[[ Supplied entries open ]]

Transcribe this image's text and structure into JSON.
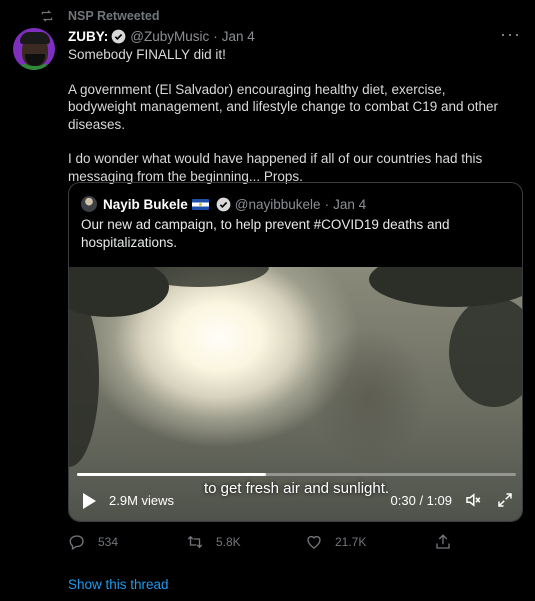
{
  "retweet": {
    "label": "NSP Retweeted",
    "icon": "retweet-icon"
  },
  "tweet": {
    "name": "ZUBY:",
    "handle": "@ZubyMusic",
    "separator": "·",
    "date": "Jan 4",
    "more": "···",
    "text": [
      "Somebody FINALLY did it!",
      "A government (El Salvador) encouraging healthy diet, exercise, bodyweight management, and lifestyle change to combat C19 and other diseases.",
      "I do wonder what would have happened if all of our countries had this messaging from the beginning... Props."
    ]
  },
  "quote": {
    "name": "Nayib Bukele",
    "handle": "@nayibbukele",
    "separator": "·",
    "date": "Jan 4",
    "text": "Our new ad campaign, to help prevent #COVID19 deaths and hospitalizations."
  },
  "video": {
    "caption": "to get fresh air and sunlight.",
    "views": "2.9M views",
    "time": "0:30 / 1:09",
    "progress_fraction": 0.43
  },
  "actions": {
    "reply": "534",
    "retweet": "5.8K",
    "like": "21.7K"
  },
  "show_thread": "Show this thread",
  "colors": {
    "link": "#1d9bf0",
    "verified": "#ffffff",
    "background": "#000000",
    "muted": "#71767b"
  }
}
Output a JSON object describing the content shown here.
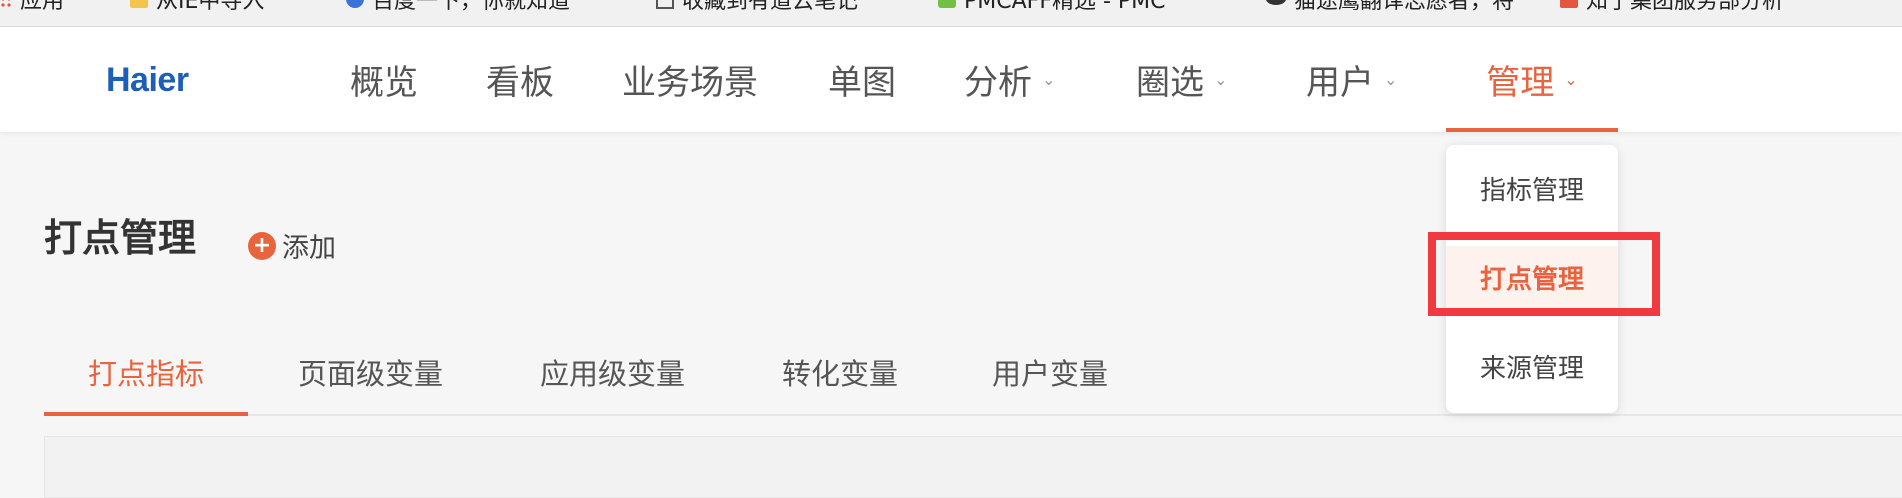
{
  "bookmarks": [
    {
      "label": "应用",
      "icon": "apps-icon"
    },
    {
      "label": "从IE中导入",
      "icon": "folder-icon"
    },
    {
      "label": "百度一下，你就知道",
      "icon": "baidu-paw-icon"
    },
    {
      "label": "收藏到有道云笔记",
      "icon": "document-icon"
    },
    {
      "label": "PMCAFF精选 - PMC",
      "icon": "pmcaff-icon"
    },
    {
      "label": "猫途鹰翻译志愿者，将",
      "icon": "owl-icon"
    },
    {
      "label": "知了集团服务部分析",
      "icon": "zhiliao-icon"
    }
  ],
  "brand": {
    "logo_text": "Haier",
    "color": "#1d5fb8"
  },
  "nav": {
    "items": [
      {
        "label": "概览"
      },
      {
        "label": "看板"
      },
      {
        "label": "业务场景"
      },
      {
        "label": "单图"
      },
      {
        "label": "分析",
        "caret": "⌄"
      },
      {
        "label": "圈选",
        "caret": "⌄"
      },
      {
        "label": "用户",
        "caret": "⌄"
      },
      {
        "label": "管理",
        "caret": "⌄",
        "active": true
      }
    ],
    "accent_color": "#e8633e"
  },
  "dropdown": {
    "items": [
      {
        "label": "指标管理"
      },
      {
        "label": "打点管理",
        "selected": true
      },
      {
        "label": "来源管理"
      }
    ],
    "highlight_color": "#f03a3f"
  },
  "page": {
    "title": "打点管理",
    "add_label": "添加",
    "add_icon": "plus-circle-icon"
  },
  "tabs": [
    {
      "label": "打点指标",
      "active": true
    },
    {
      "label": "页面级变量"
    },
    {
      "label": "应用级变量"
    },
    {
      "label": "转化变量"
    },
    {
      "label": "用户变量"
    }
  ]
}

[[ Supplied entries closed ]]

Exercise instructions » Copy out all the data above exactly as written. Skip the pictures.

Task response »
Transcribe this image's text and structure into JSON.
{
  "retweet": {
    "label": "NSP Retweeted",
    "icon": "retweet-icon"
  },
  "tweet": {
    "name": "ZUBY:",
    "handle": "@ZubyMusic",
    "separator": "·",
    "date": "Jan 4",
    "more": "···",
    "text": [
      "Somebody FINALLY did it!",
      "A government (El Salvador) encouraging healthy diet, exercise, bodyweight management, and lifestyle change to combat C19 and other diseases.",
      "I do wonder what would have happened if all of our countries had this messaging from the beginning... Props."
    ]
  },
  "quote": {
    "name": "Nayib Bukele",
    "handle": "@nayibbukele",
    "separator": "·",
    "date": "Jan 4",
    "text": "Our new ad campaign, to help prevent #COVID19 deaths and hospitalizations."
  },
  "video": {
    "caption": "to get fresh air and sunlight.",
    "views": "2.9M views",
    "time": "0:30 / 1:09",
    "progress_fraction": 0.43
  },
  "actions": {
    "reply": "534",
    "retweet": "5.8K",
    "like": "21.7K"
  },
  "show_thread": "Show this thread",
  "colors": {
    "link": "#1d9bf0",
    "verified": "#ffffff",
    "background": "#000000",
    "muted": "#71767b"
  }
}
Output a JSON object describing the content shown here.
{
  "bookmarks": [
    {
      "label": "应用",
      "icon": "apps-icon"
    },
    {
      "label": "从IE中导入",
      "icon": "folder-icon"
    },
    {
      "label": "百度一下，你就知道",
      "icon": "baidu-paw-icon"
    },
    {
      "label": "收藏到有道云笔记",
      "icon": "document-icon"
    },
    {
      "label": "PMCAFF精选 - PMC",
      "icon": "pmcaff-icon"
    },
    {
      "label": "猫途鹰翻译志愿者，将",
      "icon": "owl-icon"
    },
    {
      "label": "知了集团服务部分析",
      "icon": "zhiliao-icon"
    }
  ],
  "brand": {
    "logo_text": "Haier",
    "color": "#1d5fb8"
  },
  "nav": {
    "items": [
      {
        "label": "概览"
      },
      {
        "label": "看板"
      },
      {
        "label": "业务场景"
      },
      {
        "label": "单图"
      },
      {
        "label": "分析",
        "caret": "⌄"
      },
      {
        "label": "圈选",
        "caret": "⌄"
      },
      {
        "label": "用户",
        "caret": "⌄"
      },
      {
        "label": "管理",
        "caret": "⌄",
        "active": true
      }
    ],
    "accent_color": "#e8633e"
  },
  "dropdown": {
    "items": [
      {
        "label": "指标管理"
      },
      {
        "label": "打点管理",
        "selected": true
      },
      {
        "label": "来源管理"
      }
    ],
    "highlight_color": "#f03a3f"
  },
  "page": {
    "title": "打点管理",
    "add_label": "添加",
    "add_icon": "plus-circle-icon"
  },
  "tabs": [
    {
      "label": "打点指标",
      "active": true
    },
    {
      "label": "页面级变量"
    },
    {
      "label": "应用级变量"
    },
    {
      "label": "转化变量"
    },
    {
      "label": "用户变量"
    }
  ]
}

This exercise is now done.